All bar graphs and tables may be sorted (high-to-low, low-to-high, or alphabetically) by clicking the sort icon (three stacked bars).

In all views, additional data appears in the tool-tip, which appears if you rest your mouse over a district in a map, bar in a graph, or cell in a table.

All data in the Demographics Tool may be displayed as a percentage or a number (estimate), by changing the “Show Data As” control at right of each view. Median household income and median age data will only appear if you select “Number.”

Click here if you do not know your U.S. House district to locate it by your zip code, or use the magnifying glass icon on the map views to identify district(s) associated with a zip code, city, state, or other geography.

Data sources and notes


All data sourced from the U.S. Census Bureau’s 2017 American Community Survey. Additional calculations by APM Research Lab. Data represent average characteristics during calendar year 2017 (latest).

Data for Pennsylvania do not use the February 2018 district boundaries issued by the Pennsylvania Supreme Court as neither Census nor voting data were available at the time of publication for these geographies.

With the exception of the non-Hispanic White population, all other racial and ethnic groups include multiracial persons. For example, a person self-identifying as both Black and Hispanic would be counted in each group. Therefore, adding the number of people in all race groups will sum to more than the total population. As a confidentiality protection, the U.S. Census Bureau has suppressed the Native Hawaiian population and other small estimates in some districts. They appear as no data in these tools.

“Potential voters” are defined as citizens of voting age (18 or above). We have not made further adjustments for felon status.

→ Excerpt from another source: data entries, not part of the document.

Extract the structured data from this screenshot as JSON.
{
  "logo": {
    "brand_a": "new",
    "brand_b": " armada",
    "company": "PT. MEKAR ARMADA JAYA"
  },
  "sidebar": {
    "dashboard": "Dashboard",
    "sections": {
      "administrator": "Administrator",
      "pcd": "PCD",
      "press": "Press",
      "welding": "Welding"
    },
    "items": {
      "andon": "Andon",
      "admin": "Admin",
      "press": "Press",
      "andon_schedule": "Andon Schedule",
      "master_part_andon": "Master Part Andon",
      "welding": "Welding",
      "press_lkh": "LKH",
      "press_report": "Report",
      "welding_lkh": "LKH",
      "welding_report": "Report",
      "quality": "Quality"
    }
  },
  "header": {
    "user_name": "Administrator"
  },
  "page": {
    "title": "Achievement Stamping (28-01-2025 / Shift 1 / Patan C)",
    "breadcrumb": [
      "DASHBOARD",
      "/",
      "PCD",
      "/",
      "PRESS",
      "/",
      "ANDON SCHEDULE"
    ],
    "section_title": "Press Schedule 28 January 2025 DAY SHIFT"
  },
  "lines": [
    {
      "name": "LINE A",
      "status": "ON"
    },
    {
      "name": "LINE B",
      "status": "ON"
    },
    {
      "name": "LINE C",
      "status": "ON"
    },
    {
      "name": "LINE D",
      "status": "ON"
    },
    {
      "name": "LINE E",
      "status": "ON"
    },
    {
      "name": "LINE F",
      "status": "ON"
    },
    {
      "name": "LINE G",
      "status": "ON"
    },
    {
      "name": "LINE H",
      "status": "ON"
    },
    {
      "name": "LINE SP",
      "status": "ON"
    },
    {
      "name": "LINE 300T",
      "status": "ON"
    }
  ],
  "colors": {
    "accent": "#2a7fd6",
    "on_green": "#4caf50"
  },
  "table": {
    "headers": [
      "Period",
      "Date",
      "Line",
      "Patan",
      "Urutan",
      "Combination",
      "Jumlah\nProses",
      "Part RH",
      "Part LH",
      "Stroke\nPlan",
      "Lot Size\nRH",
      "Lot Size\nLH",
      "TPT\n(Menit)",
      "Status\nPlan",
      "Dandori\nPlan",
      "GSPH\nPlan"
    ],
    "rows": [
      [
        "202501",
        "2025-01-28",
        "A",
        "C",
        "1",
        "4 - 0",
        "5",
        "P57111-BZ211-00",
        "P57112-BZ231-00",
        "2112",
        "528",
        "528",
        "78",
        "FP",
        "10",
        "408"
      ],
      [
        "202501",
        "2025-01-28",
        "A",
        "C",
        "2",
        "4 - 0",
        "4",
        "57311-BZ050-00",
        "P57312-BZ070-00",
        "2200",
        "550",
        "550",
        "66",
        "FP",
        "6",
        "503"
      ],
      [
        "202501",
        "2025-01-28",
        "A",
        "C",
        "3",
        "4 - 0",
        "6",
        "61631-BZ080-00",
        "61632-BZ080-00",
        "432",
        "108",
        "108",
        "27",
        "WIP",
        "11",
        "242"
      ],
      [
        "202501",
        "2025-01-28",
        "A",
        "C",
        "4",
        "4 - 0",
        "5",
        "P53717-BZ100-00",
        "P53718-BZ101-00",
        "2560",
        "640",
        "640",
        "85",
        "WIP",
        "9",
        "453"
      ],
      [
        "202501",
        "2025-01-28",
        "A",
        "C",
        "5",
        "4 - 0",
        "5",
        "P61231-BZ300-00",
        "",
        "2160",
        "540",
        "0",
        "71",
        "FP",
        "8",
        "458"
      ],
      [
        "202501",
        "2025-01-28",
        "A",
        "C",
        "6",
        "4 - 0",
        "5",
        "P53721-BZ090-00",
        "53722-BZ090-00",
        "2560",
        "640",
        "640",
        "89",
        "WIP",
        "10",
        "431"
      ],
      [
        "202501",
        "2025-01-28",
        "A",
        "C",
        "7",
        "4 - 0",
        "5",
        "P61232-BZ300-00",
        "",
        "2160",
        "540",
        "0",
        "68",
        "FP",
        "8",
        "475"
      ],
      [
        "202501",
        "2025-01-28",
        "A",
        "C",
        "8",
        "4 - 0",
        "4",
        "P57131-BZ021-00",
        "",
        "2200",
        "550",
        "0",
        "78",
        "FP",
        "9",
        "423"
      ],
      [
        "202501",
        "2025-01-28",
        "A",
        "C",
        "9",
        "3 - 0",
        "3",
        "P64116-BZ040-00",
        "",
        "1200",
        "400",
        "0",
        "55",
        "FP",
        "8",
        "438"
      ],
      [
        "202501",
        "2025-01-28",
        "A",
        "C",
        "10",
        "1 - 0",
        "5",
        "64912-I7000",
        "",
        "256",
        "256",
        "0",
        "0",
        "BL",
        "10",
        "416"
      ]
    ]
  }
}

Percentages shown for unemployment (rate) use the 16+ civilian labor force as the denominator, and the number of unemployed persons as the numerator.

Margins of error (for a 90% confidence interval) are available in the tool-tip for all data. In the case of APM Research Lab aggregations, we have calculated new margins of error.


Candidate names and party affiliation sourced from Ballotpedia. (D) refers to Democrat, (R) refers to Republican, (I) refers to independent, (L) refers to Libertarian, and (G) refers to Green party. All other third party candidates or write-ins are noted as such. In View 2, * refers to candidates identifying as women.

Data on Trump/Clinton margin by U.S. House district sourced from Cook Political Report’s most recent Partisan Voting Index by state and district, which uses data collected by POLIDATA. Further methodology can be found in the full Report by Cook.

Data on U.S. House election results sourced from CNN, Politico, the New York Times and states’ Secretary of State offices. Only the latest election data is shown; therefore, margins of victory in House races reflect special elections where held since 2016.

Data for Pennsylvania do not use the February 2018 district boundaries issued by the Pennsylvania Supreme Court as neither Census nor voting data were available at the time of publication for these geographies.

In some cases, margins of victory may differ slightly from the gap between candidates’ vote shares, due to rounding from figures with greater precision.

Uncontested races as well as same-party races (e.g., Democrat vs. Democrats) are represented as 100% blue or red in Views 1 and 3.

Note: The above data visualizations are the second versions of our Representing US tools, which include updated and expanded data. The first versions of the tools are still available here in our Tableau gallery. The data file associated with the first release is available for download. The demographic, economic, and social data in this file are sourced from the 2016 American Community Survey.

Please email us at with any additional questions about these tools.